Peter Marsh 2002-11-20
There's been a lot of live John Martyn hitting the racks of late, some of it of doubtful origins and a lot of it pretty undistinguished; certainly none of it lives up to the classic Live at Leeds, arguably his most exploratory, spacey record. Until now...
Though the recording quality is a little suspect (the sleeve boasts that this is a 'restored live recording') Martyn's combination of fluid guitar and gruff, honeyed vocals shine brightly on this 2CD set, spinning songs soaked with toughness and vulnerability. Though committed Martynophiles will know that his gigs can be hit or miss affairs, they need have no worries here; John is on good form, having a go at Margaret Thatcher, begging for spliffs and treating his bewildered audience to a dissertation on the beauty of Italian insults.
The real treats are "Outside In", "One World" and "Big Muff", where John snakes his acoustic guitar through delays, wah wah and fuzzboxes to produce lush,billowing soundscapes. Martyn must be one of the most underrated and individual guitar stylists this country has produced; "Outside In" is a stoned, immaculate 15 or so minutes of improvised cosmic folk wizardry. If there was more individual, passionate music being made by an Englishman (or Scotsman) in the 70's I've yet to hear it.
The poignant "Beverley" and the furious "Seven Black Roses" showcase Martyn's acoustic virtuosity (despite his ironic protestations that 'this isn't a serious guitar solo'). Elsewhere, songs like "Bless the Weather" and "Couldn't Love You More" appear like old friends though Martyn improvises around their frameworks, never regarding his songs as written in stone but changing lyrics and delivery on the fly. Possibly this is sometimes a result of short term memory loss caused by recreational substance abuse, but the effects are rarely less than glorious.
A couple of audience recordings round the album off, including a medley of "Stay", "Anna" and "Small Hours', which again despite the lo-fi rendering, is a meltingly lovely performance with a heart tugging guitar solo; maybe one of the finest Martyn moments that's been preserved on CD.
Not long after the performances here, John went all electric, surrounding himself with fretless basses, shiny synths, expensive studio sand Phil Collins.

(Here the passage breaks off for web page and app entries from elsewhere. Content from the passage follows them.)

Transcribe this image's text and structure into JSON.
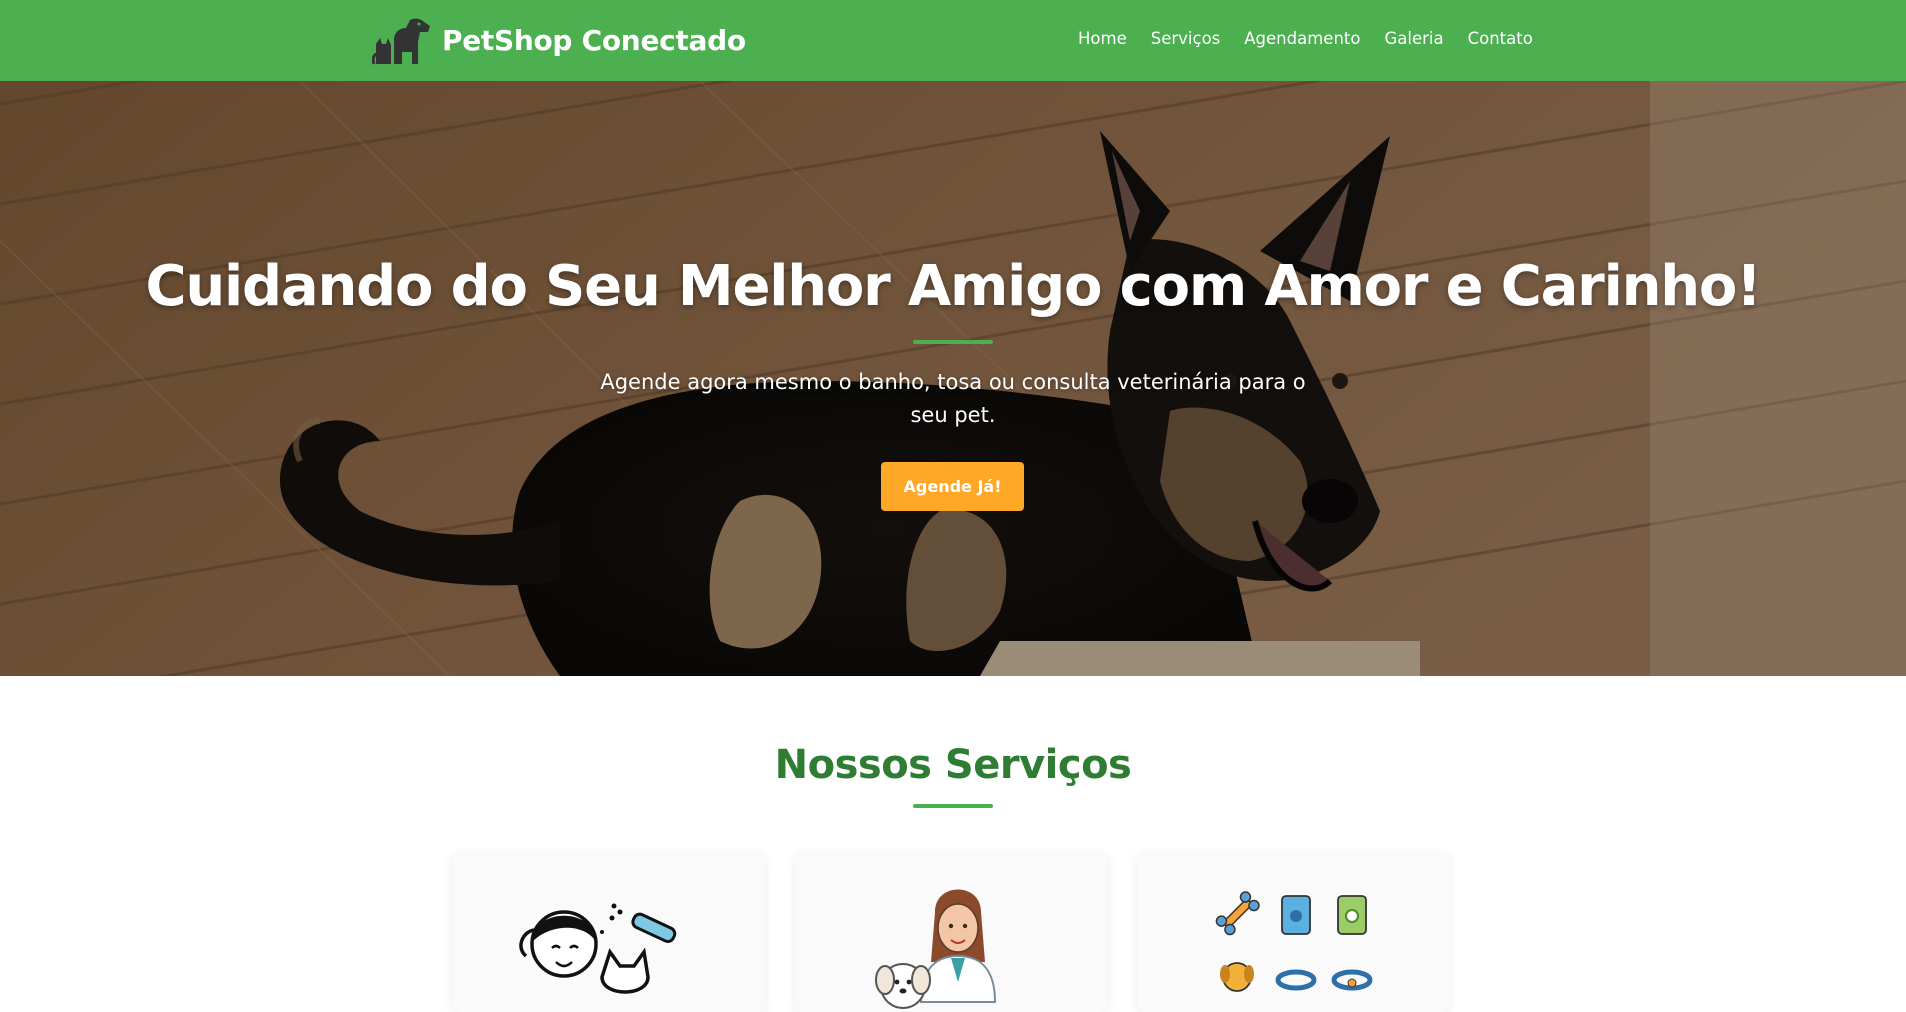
{
  "brand": {
    "name": "PetShop Conectado",
    "logo": "dog-cat-silhouette-logo"
  },
  "nav": {
    "items": [
      "Home",
      "Serviços",
      "Agendamento",
      "Galeria",
      "Contato"
    ]
  },
  "hero": {
    "title": "Cuidando do Seu Melhor Amigo com Amor e Carinho!",
    "subtitle": "Agende agora mesmo o banho, tosa ou consulta veterinária para o seu pet.",
    "cta_label": "Agende Já!",
    "background_image": "german-shepherd-on-wood-floor"
  },
  "services": {
    "title": "Nossos Serviços",
    "cards": [
      {
        "image": "groomer-brushing-cat-illustration"
      },
      {
        "image": "veterinarian-with-puppy-illustration"
      },
      {
        "image": "pet-products-icons-illustration"
      }
    ]
  },
  "colors": {
    "header_bg": "#4caf50",
    "accent_orange": "#ffa726",
    "title_green": "#2e7d32"
  }
}
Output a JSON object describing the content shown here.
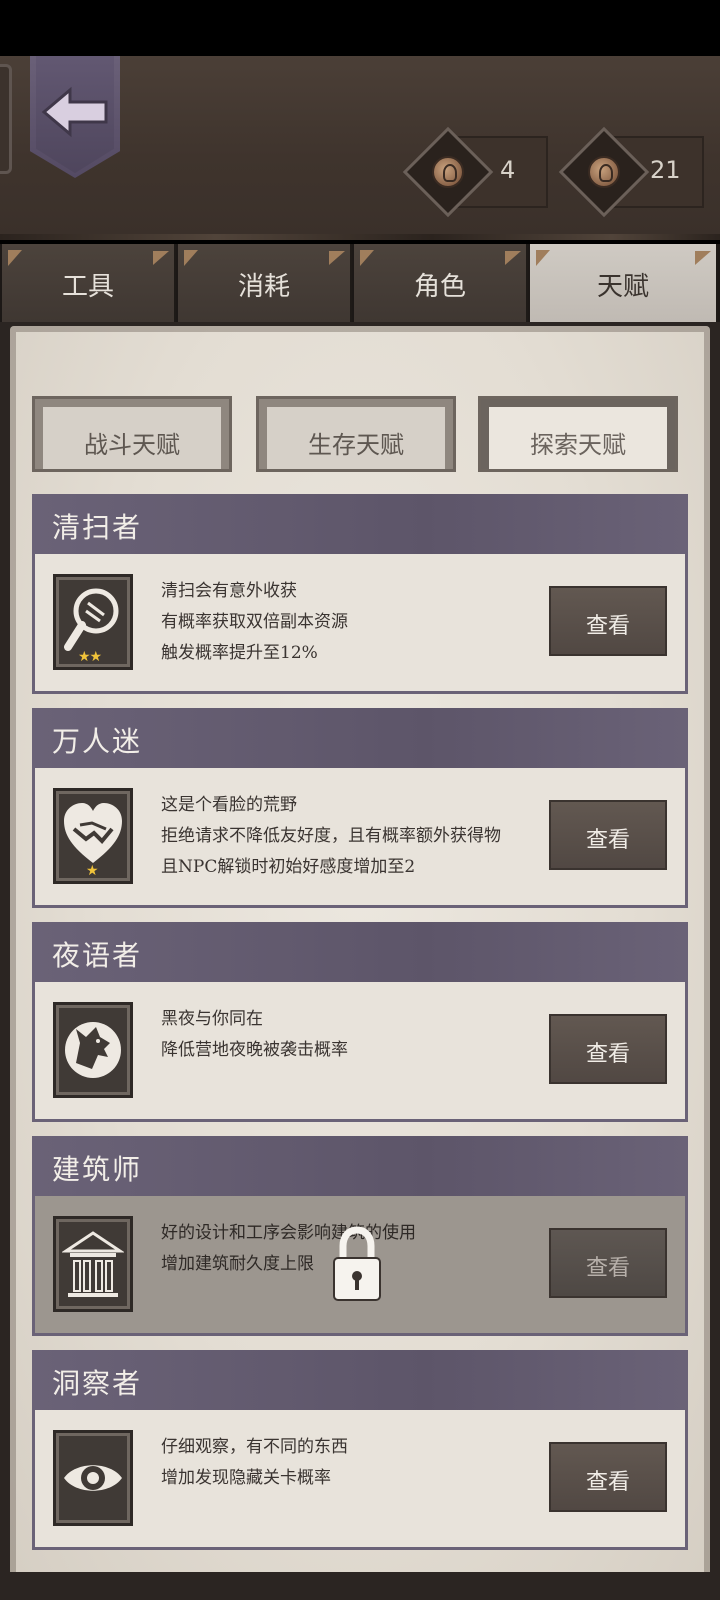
{
  "currency": [
    {
      "value": "4"
    },
    {
      "value": "21"
    }
  ],
  "tabs": [
    {
      "label": "工具"
    },
    {
      "label": "消耗"
    },
    {
      "label": "角色"
    },
    {
      "label": "天赋",
      "active": true
    }
  ],
  "subtabs": [
    {
      "label": "战斗天赋"
    },
    {
      "label": "生存天赋"
    },
    {
      "label": "探索天赋",
      "active": true
    }
  ],
  "talents": [
    {
      "title": "清扫者",
      "lines": [
        "清扫会有意外收获",
        "有概率获取双倍副本资源",
        "触发概率提升至12%"
      ],
      "stars": "★★",
      "button": "查看",
      "icon": "magnifier-icon",
      "locked": false
    },
    {
      "title": "万人迷",
      "lines": [
        "这是个看脸的荒野",
        "拒绝请求不降低友好度，且有概率额外获得物",
        "且NPC解锁时初始好感度增加至2"
      ],
      "stars": "★",
      "button": "查看",
      "icon": "handshake-heart-icon",
      "locked": false
    },
    {
      "title": "夜语者",
      "lines": [
        "黑夜与你同在",
        "降低营地夜晚被袭击概率"
      ],
      "stars": "",
      "button": "查看",
      "icon": "wolf-icon",
      "locked": false
    },
    {
      "title": "建筑师",
      "lines": [
        "好的设计和工序会影响建筑的使用",
        "增加建筑耐久度上限"
      ],
      "stars": "",
      "button": "查看",
      "icon": "building-icon",
      "locked": true
    },
    {
      "title": "洞察者",
      "lines": [
        "仔细观察，有不同的东西",
        "增加发现隐藏关卡概率"
      ],
      "stars": "",
      "button": "查看",
      "icon": "eye-icon",
      "locked": false
    }
  ]
}
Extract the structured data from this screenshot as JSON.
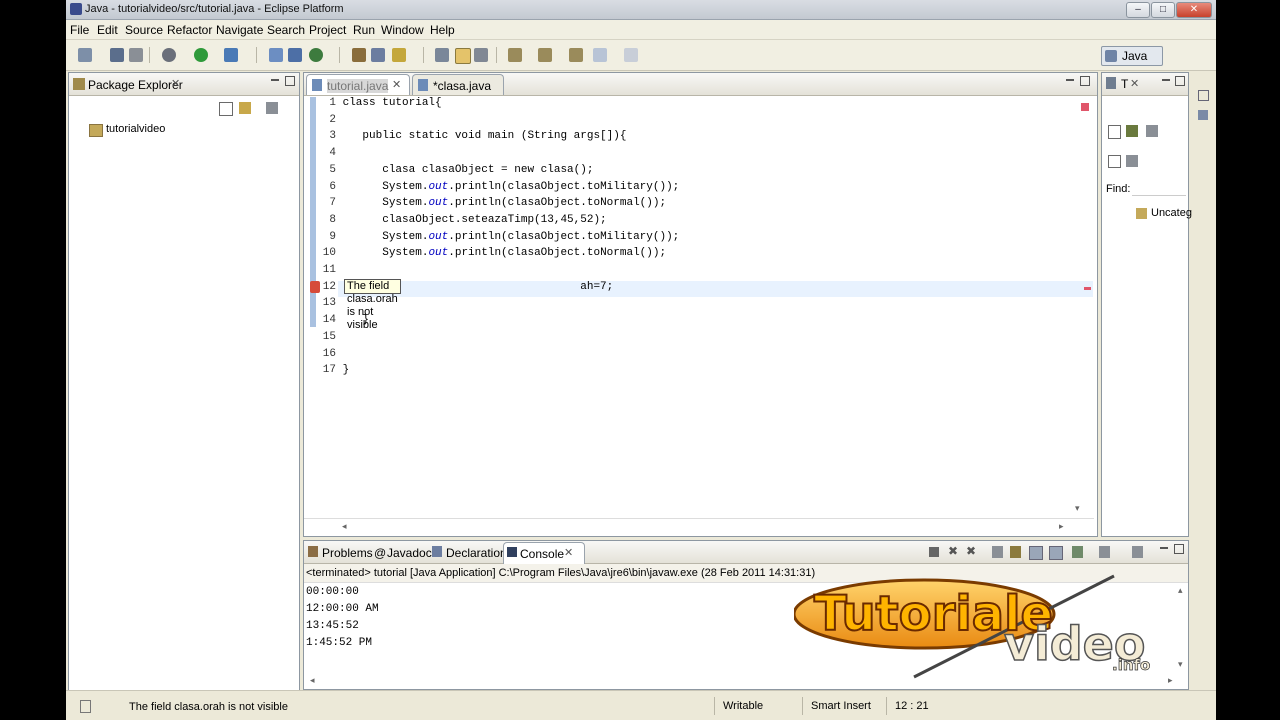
{
  "window": {
    "title": "Java - tutorialvideo/src/tutorial.java - Eclipse Platform",
    "controls": {
      "minimize": "–",
      "maximize": "□",
      "close": "✕"
    }
  },
  "menu": [
    "File",
    "Edit",
    "Source",
    "Refactor",
    "Navigate",
    "Search",
    "Project",
    "Run",
    "Window",
    "Help"
  ],
  "toolbar": {
    "perspective": "Java"
  },
  "package_explorer": {
    "title": "Package Explorer",
    "project": "tutorialvideo"
  },
  "editor": {
    "tabs": [
      {
        "label": "tutorial.java",
        "active": true
      },
      {
        "label": "*clasa.java",
        "active": false
      }
    ],
    "lines": [
      {
        "n": "1",
        "text": "class tutorial{"
      },
      {
        "n": "2",
        "text": ""
      },
      {
        "n": "3",
        "text": "   public static void main (String args[]){"
      },
      {
        "n": "4",
        "text": ""
      },
      {
        "n": "5",
        "text": "      clasa clasaObject = new clasa();"
      },
      {
        "n": "6",
        "pre": "      System.",
        "it": "out",
        "post": ".println(clasaObject.toMilitary());"
      },
      {
        "n": "7",
        "pre": "      System.",
        "it": "out",
        "post": ".println(clasaObject.toNormal());"
      },
      {
        "n": "8",
        "text": "      clasaObject.seteazaTimp(13,45,52);"
      },
      {
        "n": "9",
        "pre": "      System.",
        "it": "out",
        "post": ".println(clasaObject.toMilitary());"
      },
      {
        "n": "10",
        "pre": "      System.",
        "it": "out",
        "post": ".println(clasaObject.toNormal());"
      },
      {
        "n": "11",
        "text": ""
      },
      {
        "n": "12",
        "text": "                                    ah=7;"
      },
      {
        "n": "13",
        "text": ""
      },
      {
        "n": "14",
        "text": "   }"
      },
      {
        "n": "15",
        "text": ""
      },
      {
        "n": "16",
        "text": ""
      },
      {
        "n": "17",
        "text": "}"
      }
    ],
    "tooltip": "The field clasa.orah is not visible"
  },
  "outline": {
    "tab": "T",
    "find_label": "Find:",
    "item": "Uncateg"
  },
  "bottom_tabs": [
    "Problems",
    "Javadoc",
    "Declaration",
    "Console"
  ],
  "console": {
    "header": "<terminated> tutorial [Java Application] C:\\Program Files\\Java\\jre6\\bin\\javaw.exe (28 Feb 2011 14:31:31)",
    "output": [
      "00:00:00",
      "12:00:00 AM",
      "13:45:52",
      "1:45:52 PM"
    ]
  },
  "statusbar": {
    "message": "The field clasa.orah is not visible",
    "writable": "Writable",
    "insert_mode": "Smart Insert",
    "position": "12 : 21"
  },
  "watermark": {
    "line1": "Tutoriale",
    "line2": "video",
    "suffix": ".info"
  }
}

But Live in 1979 is a nice summing up of those years when he was cheerfully demolishing the boundaries between jazz, blues,folk and rock (as well as a few hotel rooms no doubt) while producing some of the most honest, moving music you're likely to hear. Bless 'im.